Ottawa Neighbourhood Study
Interested in how Sandy Hill compares to other Ottawa neighbourhoods on key social and demographic factors that contribute to a happy, healthy and productive life? The Ottawa Neighbourhood Study (ONS) website does just that. Or, perhaps you are interested in how far you have to walk to a grocery store or the number of coffee shops in the hood compared to say the Glebe or Westboro. Have a look at: https://www.neighbourhoodstudy.ca/
ONS is based at the Centre for Research and Education in Community Services at Ottawa University. It maintains a database that municipalities, community organizations, health and social service agencies, and citizens can use for evidence-based community planning and thereby improve the places in which we all live, work and play.

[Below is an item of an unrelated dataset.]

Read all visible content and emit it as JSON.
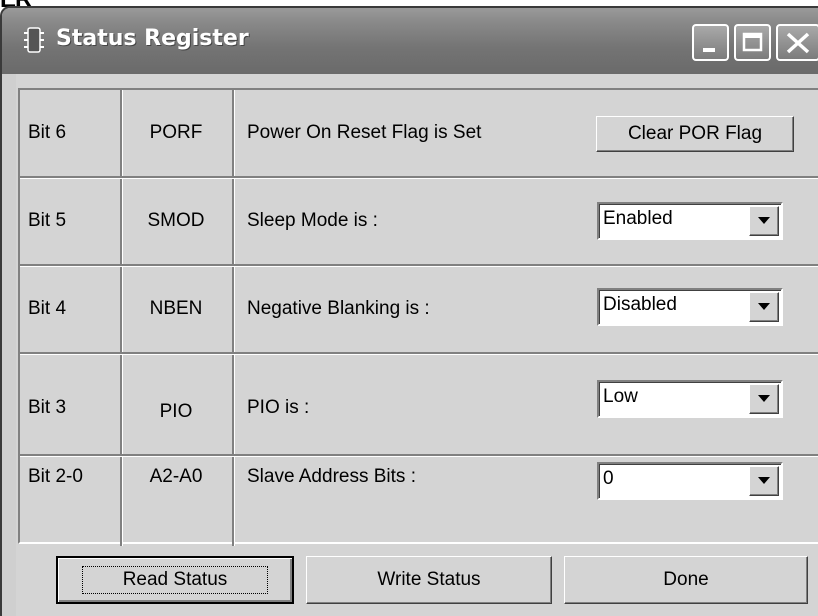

The database has been supported by contributions from a number of Ottawa social agencies.
Examples of the themes around which the comparative data is organized are Arts & Culture, Economy and Employment, Education and Learning, General Demographics, and Health and Wellness.
The data base is fairly easy to use if you spend some time on it so be patient. The background and philosophy underlying ONS are well described in the ONS Information section of the website. There are some counter-intuitive findings though. For example, median pre-tax income for Sandy Hill residents is reported as about a third lower than the city as a whole or neighbourhoods such as Centretown and Old Ottawa East. This may be the impact of the large student population as we all know that students are typically income challenged and thus median income data may not be reflective of permanent residents. Potentially this may affect other attributes as well.

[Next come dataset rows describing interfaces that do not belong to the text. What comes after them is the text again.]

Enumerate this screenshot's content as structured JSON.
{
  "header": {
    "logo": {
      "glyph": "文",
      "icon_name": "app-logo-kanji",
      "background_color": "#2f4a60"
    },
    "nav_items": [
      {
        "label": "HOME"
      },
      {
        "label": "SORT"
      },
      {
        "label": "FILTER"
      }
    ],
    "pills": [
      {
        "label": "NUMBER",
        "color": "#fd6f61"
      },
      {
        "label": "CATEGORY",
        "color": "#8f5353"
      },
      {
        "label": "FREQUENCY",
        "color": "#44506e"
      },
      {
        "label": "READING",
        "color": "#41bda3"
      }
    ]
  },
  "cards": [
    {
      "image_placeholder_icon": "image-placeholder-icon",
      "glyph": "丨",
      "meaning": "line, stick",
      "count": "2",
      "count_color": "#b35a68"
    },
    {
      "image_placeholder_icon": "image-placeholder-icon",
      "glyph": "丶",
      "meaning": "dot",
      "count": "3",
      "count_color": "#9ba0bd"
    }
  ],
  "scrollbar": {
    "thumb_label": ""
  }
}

As for the future, the ONS five-year plan identifies the following goals:
- To provide relevant, useful, and trustworthy information about Ottawa neighbourhoods that will support place-based planning and evaluation, program development, service delivery, advocacy, and community action;
- To advance and share evidence about how neighbourhood determinants of health contribute to health and promote well-being in the City of Ottawa;

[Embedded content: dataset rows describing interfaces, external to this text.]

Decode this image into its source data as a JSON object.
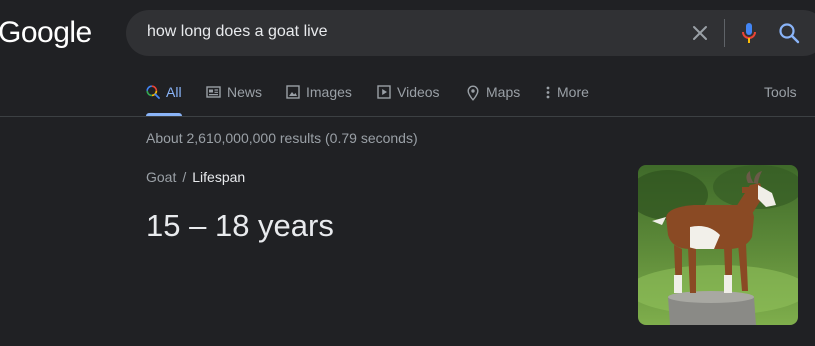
{
  "logo": "Google",
  "search": {
    "query": "how long does a goat live"
  },
  "tabs": [
    {
      "label": "All",
      "icon": "search-icon",
      "active": true
    },
    {
      "label": "News",
      "icon": "news-icon"
    },
    {
      "label": "Images",
      "icon": "images-icon"
    },
    {
      "label": "Videos",
      "icon": "videos-icon"
    },
    {
      "label": "Maps",
      "icon": "maps-pin-icon"
    },
    {
      "label": "More",
      "icon": "more-vert-icon"
    }
  ],
  "tools_label": "Tools",
  "result_stats": "About 2,610,000,000 results (0.79 seconds)",
  "breadcrumb": {
    "parent": "Goat",
    "separator": "/",
    "current": "Lifespan"
  },
  "answer": "15 – 18 years",
  "colors": {
    "background": "#202124",
    "accent": "#8ab4f8",
    "search_box": "#303134"
  }
}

- To provide opportunities for dialogue about healthy neighbourhoods.
ONS is currently reaching out to Ottawa’s social-funding agencies for continuing support to address these worthy goals.
Whether you are a policy wonk, a community activist or an interested resident seized by knowing the incidence of coffee shops, the site is worth a visit.
Sandy Hill: General demographics